You might say Ani Boyd is a woman on the run, so it’s appropriate that she founded a Girls on the Run chapter in Northeast Tennessee. Boyd has now taken a back seat in the organization she started here in 2007, but that doesn’t mean she isn’t involved and still running.
It all came about after Boyd had her own love affair with running following a tough time through middle and high school and even early college. “Growing up I was always athletic. I played a lot of sports and was very outgoing,” Boyd said.
“Then I gained a lot of weight in fifth grade and that’s when I began reverting back into ... I wasn’t as confident about who I was and I wasn’t as confident about playing sports at that time.” Boyd said she “never wanted to be the girl that messed up, I didn’t want to be the person who accidentally shot the wrong basket.”
She put pressure on herself to conform, but the worry that she “wasn’t good enough” lingered around her. That kept growing inside, but Boyd was sure that losing weight was the answer. “I always had this notion that if I lost weight everything would work — I’d be popular at school, have a boyfriend, get better grades,” she said.
Boyd thought everything “would fall into place if I changed the way I looked.” And she did. In college she started losing weight — to the tune of 70 pounds — and was running and exercising. “But nothing changed.
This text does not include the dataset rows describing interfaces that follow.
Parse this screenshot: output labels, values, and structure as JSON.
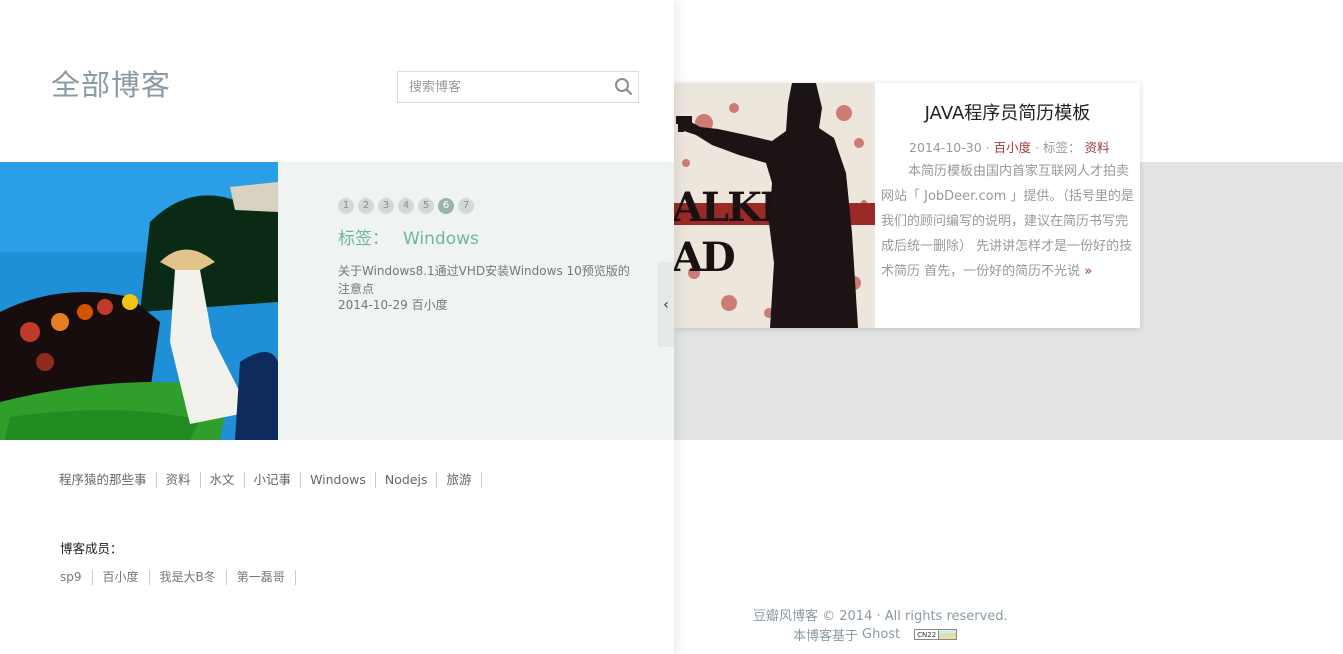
{
  "blog": {
    "title": "全部博客"
  },
  "search": {
    "placeholder": "搜索博客"
  },
  "featured": {
    "pages": [
      "1",
      "2",
      "3",
      "4",
      "5",
      "6",
      "7"
    ],
    "active_page": "6",
    "tag_label": "标签：",
    "tag_value": "Windows",
    "post_title": "关于Windows8.1通过VHD安装Windows 10预览版的注意点",
    "post_date": "2014-10-29",
    "post_author": "百小度"
  },
  "categories": [
    "程序猿的那些事",
    "资料",
    "水文",
    "小记事",
    "Windows",
    "Nodejs",
    "旅游"
  ],
  "members": {
    "heading": "博客成员：",
    "items": [
      "sp9",
      "百小度",
      "我是大B冬",
      "第一磊哥"
    ]
  },
  "collapse": {
    "glyph": "‹"
  },
  "card": {
    "title": "JAVA程序员简历模板",
    "date": "2014-10-30",
    "sep": " · ",
    "author": "百小度",
    "tag_label": "标签：",
    "tag": "资料",
    "excerpt": "本简历模板由国内首家互联网人才拍卖网站「 JobDeer.com 」提供。（括号里的是我们的顾问编写的说明，建议在简历书写完成后统一删除） 先讲讲怎样才是一份好的技术简历 首先，一份好的简历不光说",
    "more": "»"
  },
  "footer": {
    "copyright": "豆瓣风博客 © 2014 · All rights reserved.",
    "powered_prefix": "本博客基于",
    "powered_link": "Ghost",
    "badge_text": "CN22"
  },
  "colors": {
    "title_gray": "#8a9ba4",
    "tag_green": "#71b69a",
    "accent_red": "#a33a3a",
    "feature_bg": "#eff4f2",
    "band_bg": "#e2e5e3"
  },
  "icons": {
    "search": "search-icon",
    "collapse": "chevron-left-icon"
  }
}
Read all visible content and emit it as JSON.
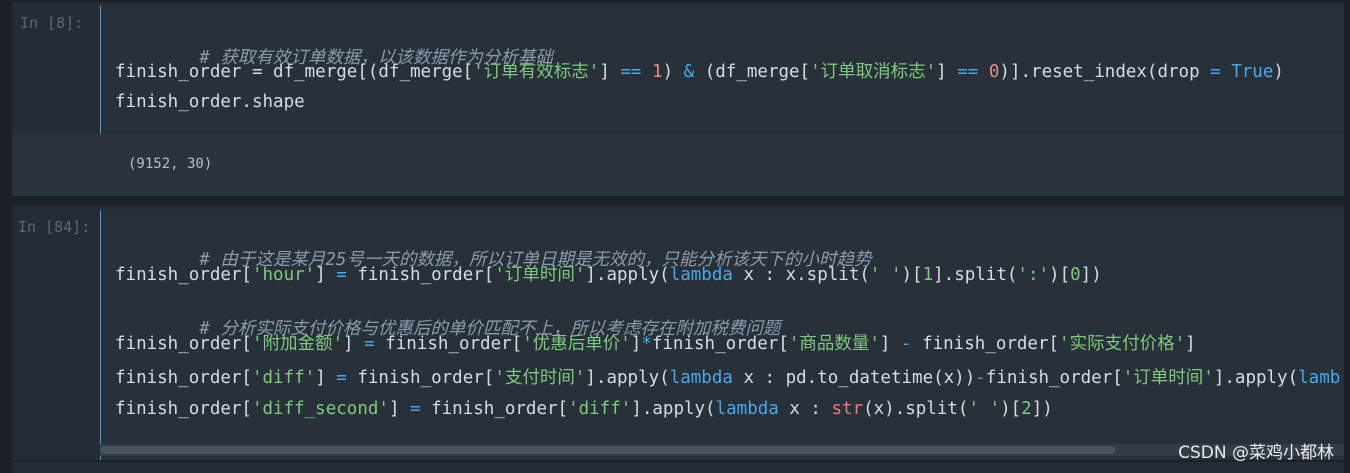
{
  "cells": [
    {
      "prompt": "In  [8]:",
      "lines": [
        "# 获取有效订单数据，以该数据作为分析基础",
        "finish_order = df_merge[(df_merge['订单有效标志'] == 1) & (df_merge['订单取消标志'] == 0)].reset_index(drop = True)",
        "finish_order.shape"
      ],
      "output": "(9152, 30)"
    },
    {
      "prompt": "In  [84]:",
      "lines": [
        "# 由于这是某月25号一天的数据，所以订单日期是无效的，只能分析该天下的小时趋势",
        "finish_order['hour'] = finish_order['订单时间'].apply(lambda x : x.split(' ')[1].split(':')[0])",
        "# 分析实际支付价格与优惠后的单价匹配不上，所以考虑存在附加税费问题",
        "finish_order['附加金额'] = finish_order['优惠后单价']*finish_order['商品数量'] - finish_order['实际支付价格']",
        "finish_order['diff'] = finish_order['支付时间'].apply(lambda x : pd.to_datetime(x))-finish_order['订单时间'].apply(lamb",
        "finish_order['diff_second'] = finish_order['diff'].apply(lambda x : str(x).split(' ')[2])"
      ]
    }
  ],
  "watermark": "CSDN @菜鸡小都林",
  "colors": {
    "background": "#1c2128",
    "cell": "#252c35",
    "output": "#2b333d",
    "accent": "#3aa0d8",
    "string": "#7fc97f",
    "keyword": "#4aa8e8",
    "number": "#e38b8b",
    "comment": "#8d9aac"
  }
}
I still was unhappy, I still was consumed by this self consciousness of being aware of what I thought everyone was thinking about me.”
Her career in housing wasn’t very fulfilling, but Boyd focused on the running and right after college ran her first 5K.
“The sense of accomplishment and strength I felt from doing that was addictive. I wasn’t fast, I wasn’t going for a specific time, I really just wanted to do it. And to be able to accomplish a goal that I felt was pretty lofty for myself was just empowering,” she said. “I started running more and exercising more. I found that as I got stronger and stronger, I was changing the way I felt about myself. I was making new and closer relationships with friends, I was happier. I started to love who I was on the inside.”
By the mid 2000s, Boyd was working for the Northeast Community Services Agency on a project to help Hurricane Katrina victims find new homes in Tennessee. Boyd had already heard about Girls on the Run but had never been in a place in her life she could work on it. “There came a time that everything fell into place for Girls on the Run to come together,” and the community services agency helped with seed money for the new nonprofit.
“What appealed to me with Girls on the Run is it meets them where they are, just the way they are and encourages and empowers them to be the best they can,” she said. It’s something that Boyd wishes she’d had as a kid.
The 12-week program has two sets of 24 lessons that teach girls about their power, decision making, healthy living and their strengths. The program also nurtures the participant’s physical, emotional and spiritual health, although there is not a religious aspect to it. Goals of Girls on the Run include reducing potential risks of eating disorders, teen pregnancy, substance abuse and depression.
“Our program uses running as a tool for them,” Boyd said. And what started with one group of 15 girls at one school has grown to 769 girls in schools all across the eight-county Northeast Tennessee region.
Boyd said anyone can be involved in Girls on the Run as a coach or volunteer. For more information about Girls on the Run of Northeast Tennessee, visit the website at www.gotrnetn.org.